■ Exercise aim
Look for the string "true" in the material below. Copy every line where you find it.

■ Data for review
▬▬▬
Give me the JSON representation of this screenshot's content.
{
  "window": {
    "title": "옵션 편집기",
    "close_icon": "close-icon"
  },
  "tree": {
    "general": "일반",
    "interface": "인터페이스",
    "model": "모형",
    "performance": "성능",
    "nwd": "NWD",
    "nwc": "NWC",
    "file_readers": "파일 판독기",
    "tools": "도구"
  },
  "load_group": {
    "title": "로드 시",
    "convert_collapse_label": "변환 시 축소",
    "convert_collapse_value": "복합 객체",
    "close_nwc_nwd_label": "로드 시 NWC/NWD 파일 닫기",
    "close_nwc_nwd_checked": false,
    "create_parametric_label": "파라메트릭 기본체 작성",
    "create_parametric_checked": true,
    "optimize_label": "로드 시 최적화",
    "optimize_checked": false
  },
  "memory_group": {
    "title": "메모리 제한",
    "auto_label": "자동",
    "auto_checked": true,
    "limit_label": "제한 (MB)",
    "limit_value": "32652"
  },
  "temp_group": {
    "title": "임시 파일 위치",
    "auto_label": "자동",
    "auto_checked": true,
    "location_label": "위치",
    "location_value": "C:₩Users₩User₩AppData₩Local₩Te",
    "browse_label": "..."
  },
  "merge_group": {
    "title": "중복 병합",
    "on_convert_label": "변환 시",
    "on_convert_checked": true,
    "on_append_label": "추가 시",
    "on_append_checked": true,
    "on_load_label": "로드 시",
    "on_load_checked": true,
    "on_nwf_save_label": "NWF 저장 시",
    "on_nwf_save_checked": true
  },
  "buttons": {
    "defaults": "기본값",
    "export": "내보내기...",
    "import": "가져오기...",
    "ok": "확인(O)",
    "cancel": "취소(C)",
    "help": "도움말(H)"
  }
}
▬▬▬
■ Exercise answer
    "create_parametric_checked": true,
    "auto_checked": true,
    "auto_checked": true,
    "on_convert_checked": true,
    "on_append_checked": true,
    "on_load_checked": true,
    "on_nwf_save_checked": true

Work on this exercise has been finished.